▶ _Source information_:
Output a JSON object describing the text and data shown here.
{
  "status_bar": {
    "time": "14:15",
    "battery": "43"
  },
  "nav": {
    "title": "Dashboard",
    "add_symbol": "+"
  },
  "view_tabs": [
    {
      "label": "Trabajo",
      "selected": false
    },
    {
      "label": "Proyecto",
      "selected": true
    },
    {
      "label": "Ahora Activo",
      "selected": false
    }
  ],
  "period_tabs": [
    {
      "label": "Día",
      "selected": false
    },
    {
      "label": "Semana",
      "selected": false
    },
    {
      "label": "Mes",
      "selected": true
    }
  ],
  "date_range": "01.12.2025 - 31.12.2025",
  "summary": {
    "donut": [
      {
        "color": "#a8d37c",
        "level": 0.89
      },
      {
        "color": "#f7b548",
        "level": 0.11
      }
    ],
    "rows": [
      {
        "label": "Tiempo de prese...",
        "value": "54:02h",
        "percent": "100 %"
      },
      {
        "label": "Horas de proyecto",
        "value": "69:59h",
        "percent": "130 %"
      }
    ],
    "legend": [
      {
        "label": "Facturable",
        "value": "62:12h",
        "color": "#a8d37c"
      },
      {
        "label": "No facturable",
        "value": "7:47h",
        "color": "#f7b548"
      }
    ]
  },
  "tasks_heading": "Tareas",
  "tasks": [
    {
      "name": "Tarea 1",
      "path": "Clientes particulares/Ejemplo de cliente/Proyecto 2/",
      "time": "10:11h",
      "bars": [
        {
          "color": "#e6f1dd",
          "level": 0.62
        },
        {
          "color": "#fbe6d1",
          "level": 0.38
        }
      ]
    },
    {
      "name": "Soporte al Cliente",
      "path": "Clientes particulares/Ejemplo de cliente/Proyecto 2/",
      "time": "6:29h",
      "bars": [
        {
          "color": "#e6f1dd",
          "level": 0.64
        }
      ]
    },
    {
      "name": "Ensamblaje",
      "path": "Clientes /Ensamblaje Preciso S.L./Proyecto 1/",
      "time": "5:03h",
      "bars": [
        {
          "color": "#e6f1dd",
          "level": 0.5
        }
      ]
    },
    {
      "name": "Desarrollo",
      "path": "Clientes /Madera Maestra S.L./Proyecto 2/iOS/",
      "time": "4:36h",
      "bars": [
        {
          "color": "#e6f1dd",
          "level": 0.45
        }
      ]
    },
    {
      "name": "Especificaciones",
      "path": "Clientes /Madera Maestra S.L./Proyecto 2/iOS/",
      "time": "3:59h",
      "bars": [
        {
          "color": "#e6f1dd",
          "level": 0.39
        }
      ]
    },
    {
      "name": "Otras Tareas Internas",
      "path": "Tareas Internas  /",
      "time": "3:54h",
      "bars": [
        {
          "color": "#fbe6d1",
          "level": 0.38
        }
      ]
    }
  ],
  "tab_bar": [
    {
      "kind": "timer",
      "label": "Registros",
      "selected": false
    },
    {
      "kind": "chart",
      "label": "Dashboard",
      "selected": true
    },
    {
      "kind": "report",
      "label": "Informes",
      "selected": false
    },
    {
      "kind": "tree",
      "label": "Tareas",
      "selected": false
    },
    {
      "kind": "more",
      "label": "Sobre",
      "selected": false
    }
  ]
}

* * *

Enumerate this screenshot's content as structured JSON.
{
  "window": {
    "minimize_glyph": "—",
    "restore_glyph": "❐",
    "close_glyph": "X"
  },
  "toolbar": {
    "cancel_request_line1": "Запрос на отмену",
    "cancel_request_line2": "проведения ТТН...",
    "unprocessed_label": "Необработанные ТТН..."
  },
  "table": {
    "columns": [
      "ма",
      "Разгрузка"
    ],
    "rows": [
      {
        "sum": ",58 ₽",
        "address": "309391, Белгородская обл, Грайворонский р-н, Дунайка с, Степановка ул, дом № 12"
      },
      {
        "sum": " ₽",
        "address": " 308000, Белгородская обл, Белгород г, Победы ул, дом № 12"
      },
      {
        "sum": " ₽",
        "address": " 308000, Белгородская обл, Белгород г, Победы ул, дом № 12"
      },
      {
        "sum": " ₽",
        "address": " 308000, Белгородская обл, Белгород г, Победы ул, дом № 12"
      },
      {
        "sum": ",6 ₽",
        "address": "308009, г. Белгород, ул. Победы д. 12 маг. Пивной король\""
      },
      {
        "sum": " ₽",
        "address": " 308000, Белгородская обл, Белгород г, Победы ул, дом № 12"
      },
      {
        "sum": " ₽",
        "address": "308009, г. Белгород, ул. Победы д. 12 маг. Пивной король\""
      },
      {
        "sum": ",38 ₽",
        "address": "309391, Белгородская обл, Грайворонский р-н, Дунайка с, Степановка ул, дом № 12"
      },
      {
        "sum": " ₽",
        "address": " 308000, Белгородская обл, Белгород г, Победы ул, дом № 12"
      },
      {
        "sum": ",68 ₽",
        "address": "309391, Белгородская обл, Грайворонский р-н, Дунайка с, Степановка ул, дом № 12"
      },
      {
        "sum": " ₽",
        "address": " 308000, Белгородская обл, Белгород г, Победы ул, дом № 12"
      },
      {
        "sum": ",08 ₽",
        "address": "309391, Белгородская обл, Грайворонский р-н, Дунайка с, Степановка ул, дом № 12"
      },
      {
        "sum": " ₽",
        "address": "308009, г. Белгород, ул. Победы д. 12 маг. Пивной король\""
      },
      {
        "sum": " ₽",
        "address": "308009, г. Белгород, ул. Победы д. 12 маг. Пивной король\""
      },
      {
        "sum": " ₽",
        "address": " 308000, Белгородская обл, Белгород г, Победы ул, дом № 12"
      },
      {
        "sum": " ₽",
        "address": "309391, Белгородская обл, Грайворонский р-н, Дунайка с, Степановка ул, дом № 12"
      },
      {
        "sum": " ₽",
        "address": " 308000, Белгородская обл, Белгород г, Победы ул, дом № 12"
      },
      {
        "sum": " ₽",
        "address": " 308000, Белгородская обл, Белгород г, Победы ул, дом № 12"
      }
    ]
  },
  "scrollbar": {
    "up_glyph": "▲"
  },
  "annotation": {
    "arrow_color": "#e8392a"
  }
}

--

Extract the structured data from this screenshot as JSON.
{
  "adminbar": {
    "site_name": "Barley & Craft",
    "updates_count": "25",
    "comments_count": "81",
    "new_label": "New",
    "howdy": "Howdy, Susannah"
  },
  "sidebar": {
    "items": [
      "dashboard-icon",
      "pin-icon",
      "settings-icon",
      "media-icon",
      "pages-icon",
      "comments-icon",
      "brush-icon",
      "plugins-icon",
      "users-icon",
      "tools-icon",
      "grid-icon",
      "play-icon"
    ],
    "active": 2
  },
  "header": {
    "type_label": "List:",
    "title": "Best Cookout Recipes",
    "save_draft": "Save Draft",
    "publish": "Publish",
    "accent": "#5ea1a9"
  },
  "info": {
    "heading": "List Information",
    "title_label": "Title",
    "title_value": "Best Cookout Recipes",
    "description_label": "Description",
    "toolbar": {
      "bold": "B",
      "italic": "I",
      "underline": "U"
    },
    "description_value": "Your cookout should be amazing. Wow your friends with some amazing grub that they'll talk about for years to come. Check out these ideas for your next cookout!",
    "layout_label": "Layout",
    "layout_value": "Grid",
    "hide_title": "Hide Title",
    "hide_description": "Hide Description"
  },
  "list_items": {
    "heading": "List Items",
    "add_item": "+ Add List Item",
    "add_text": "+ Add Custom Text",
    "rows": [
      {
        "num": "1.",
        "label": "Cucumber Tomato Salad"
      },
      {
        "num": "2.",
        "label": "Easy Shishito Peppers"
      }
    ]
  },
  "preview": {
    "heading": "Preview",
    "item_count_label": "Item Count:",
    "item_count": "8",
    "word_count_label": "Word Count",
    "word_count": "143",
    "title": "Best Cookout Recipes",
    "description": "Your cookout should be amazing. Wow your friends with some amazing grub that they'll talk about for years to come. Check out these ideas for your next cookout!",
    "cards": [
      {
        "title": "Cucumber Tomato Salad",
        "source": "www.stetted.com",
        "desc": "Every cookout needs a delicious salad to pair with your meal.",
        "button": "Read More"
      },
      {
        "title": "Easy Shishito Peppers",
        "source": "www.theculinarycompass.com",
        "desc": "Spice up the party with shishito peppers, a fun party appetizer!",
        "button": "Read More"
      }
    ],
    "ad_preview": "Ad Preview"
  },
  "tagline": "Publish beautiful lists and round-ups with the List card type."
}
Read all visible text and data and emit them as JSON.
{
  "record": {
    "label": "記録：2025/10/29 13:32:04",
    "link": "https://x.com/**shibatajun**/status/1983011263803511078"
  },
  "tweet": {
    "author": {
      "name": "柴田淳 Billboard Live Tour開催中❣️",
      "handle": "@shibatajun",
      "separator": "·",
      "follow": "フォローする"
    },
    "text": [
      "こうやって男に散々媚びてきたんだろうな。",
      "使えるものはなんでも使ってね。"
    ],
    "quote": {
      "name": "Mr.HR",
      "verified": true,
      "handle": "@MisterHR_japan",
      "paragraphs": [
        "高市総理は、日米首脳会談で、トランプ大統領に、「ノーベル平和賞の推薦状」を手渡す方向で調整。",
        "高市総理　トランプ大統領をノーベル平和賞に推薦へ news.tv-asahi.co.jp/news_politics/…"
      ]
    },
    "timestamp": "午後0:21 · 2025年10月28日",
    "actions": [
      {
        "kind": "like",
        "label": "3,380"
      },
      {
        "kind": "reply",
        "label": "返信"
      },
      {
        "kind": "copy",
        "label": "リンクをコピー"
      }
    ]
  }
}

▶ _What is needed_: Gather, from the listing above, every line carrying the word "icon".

▶ _Result for this exercise_:
      "dashboard-icon",
      "pin-icon",
      "settings-icon",
      "media-icon",
      "pages-icon",
      "comments-icon",
      "brush-icon",
      "plugins-icon",
      "users-icon",
      "tools-icon",
      "grid-icon",
      "play-icon"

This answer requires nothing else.